What do the NAR, Consumer Confidence and CBO forecasts have in common? If you said, "they are all completely worthless" you are absolutely correct. Alas, the market needs to "trade" off numbers, which is why the just released CBO numbers apparently are important... And the fact that the CBO predicted negative $2.5 trillion in net debt by 2011 back in 2011 is largely ignored.
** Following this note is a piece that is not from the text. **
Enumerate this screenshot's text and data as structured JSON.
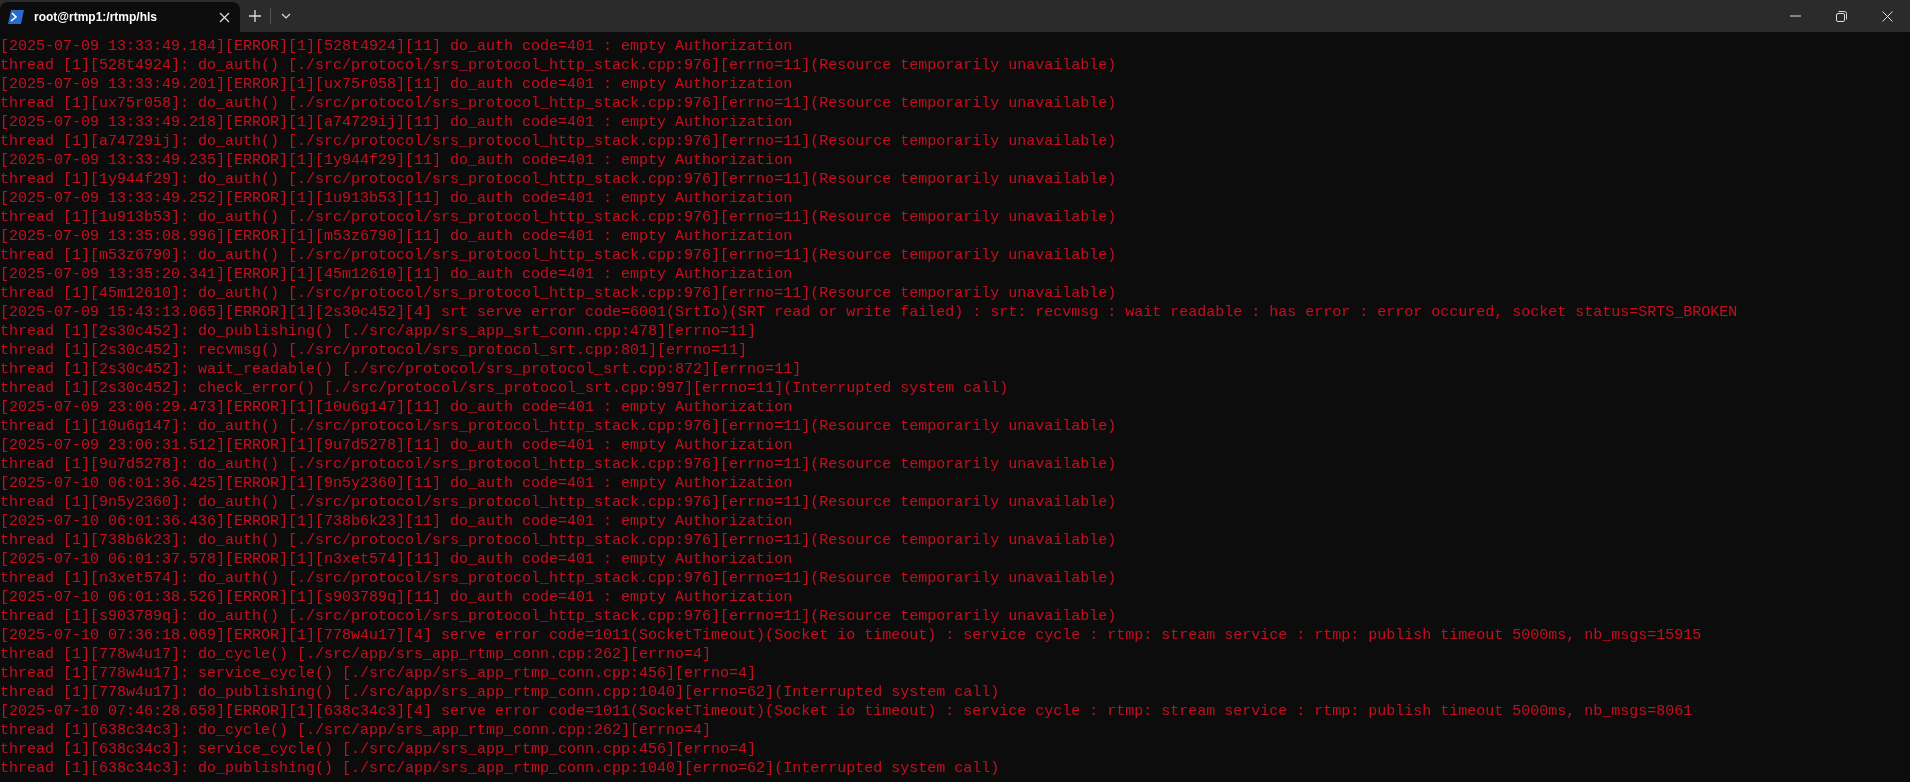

Anyway, here are some of the highlights.
- 2012 Deficit: $1.1 trillion; 2013 Deficit: $0.6 - yes, we are cackling like mad too...
- Unemployment to remain above 8% in 2012 and 2013; will be around 7% by end of 2015; to drop to 5.25% by end of 2022.
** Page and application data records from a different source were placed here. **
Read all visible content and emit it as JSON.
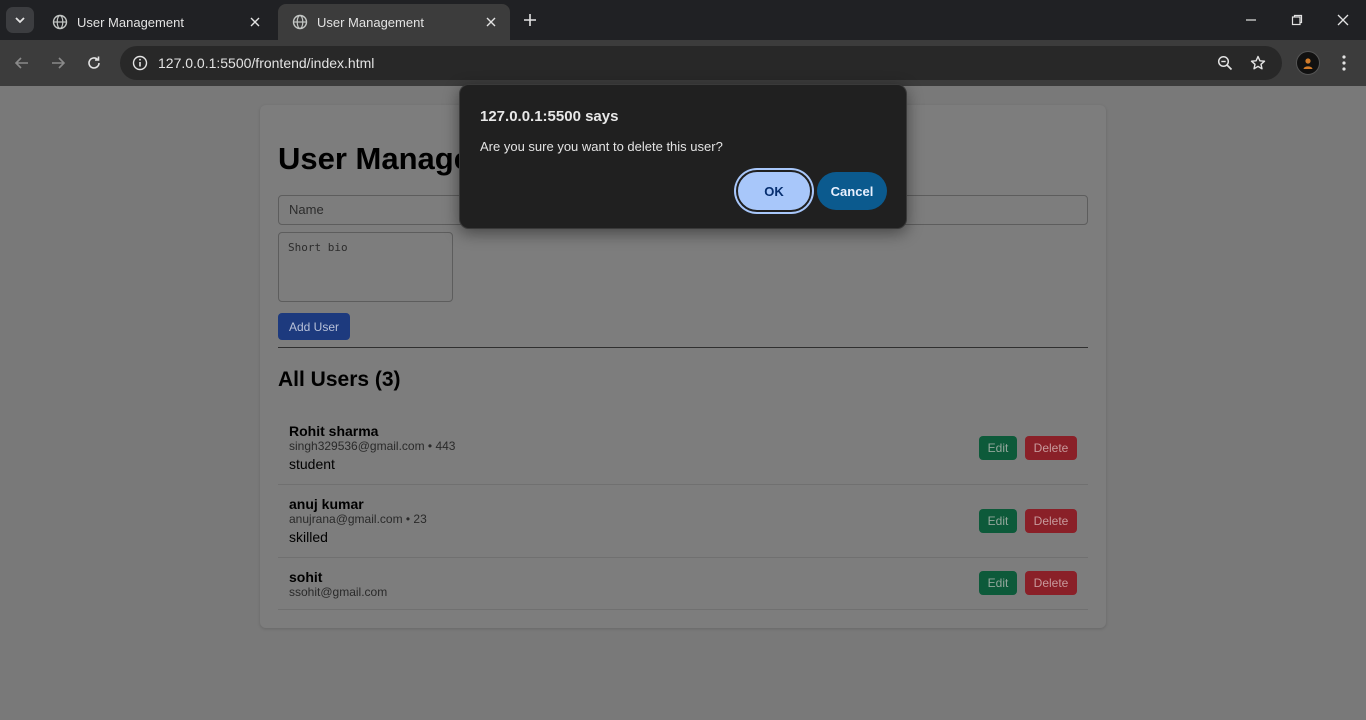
{
  "browser": {
    "tabs": [
      {
        "title": "User Management",
        "active": false
      },
      {
        "title": "User Management",
        "active": true
      }
    ],
    "url": "127.0.0.1:5500/frontend/index.html"
  },
  "page": {
    "title": "User Management",
    "form": {
      "name_placeholder": "Name",
      "bio_placeholder": "Short bio",
      "add_label": "Add User"
    },
    "list_title": "All Users (3)",
    "users": [
      {
        "name": "Rohit sharma",
        "meta": "singh329536@gmail.com • 443",
        "bio": "student"
      },
      {
        "name": "anuj kumar",
        "meta": "anujrana@gmail.com • 23",
        "bio": "skilled"
      },
      {
        "name": "sohit",
        "meta": "ssohit@gmail.com",
        "bio": ""
      }
    ],
    "edit_label": "Edit",
    "delete_label": "Delete"
  },
  "dialog": {
    "title": "127.0.0.1:5500 says",
    "message": "Are you sure you want to delete this user?",
    "ok_label": "OK",
    "cancel_label": "Cancel"
  },
  "colors": {
    "add_button": "#2a55c0",
    "edit_button": "#158556",
    "delete_button": "#d6333f",
    "dialog_ok": "#a8c7fa",
    "dialog_cancel": "#0b5a8e"
  }
}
- This forecast is utterly idiotic and is completely unattainable unless the US workforce drops to all time lows and the US economy generates 300,000 jobs a month for 10 years
- Needless to say, CBO assumes the best of all worlds in this meaningless forecast
- But here is the kicker: "Had that portion of the decline in the labor force participation rate since 2007 that is attributable to neither the aging of the baby boomers nor the downturn in the business cycle (on the basis of the experience in previous downturns) not occurred, the unemployment rate in the fourth quarter of 2011 would have been about 1¼ percentage points higher than the actual rate of 8.7 percent" translation: CBO just admitted that the BLS numbers are bogus and real unemployment is 10%. Thank you
Here is the CBO's alternative forecast which is a little closer to reality:
CBO has developed budget projections under an “alternative fiscal scenario,” assuming—instead of current law—that certain tax provisions that have recently expired or are set to expire (including most of the provisions in the 2010 tax act but excluding the Social Security payroll tax reduction) are instead extended, that the AMT is indexed for inflation after 2011 (starting from the 2011 exemption amount), that Medicare’s payment rates for physicians’ services are held constant, and that the automatic enforcement procedures of the Budget Control Act do not take effect. Under this scenario, deficits from 2013 through 2022 would average 5.4 percent of GDP, compared with the 1.5 percent in the baseline.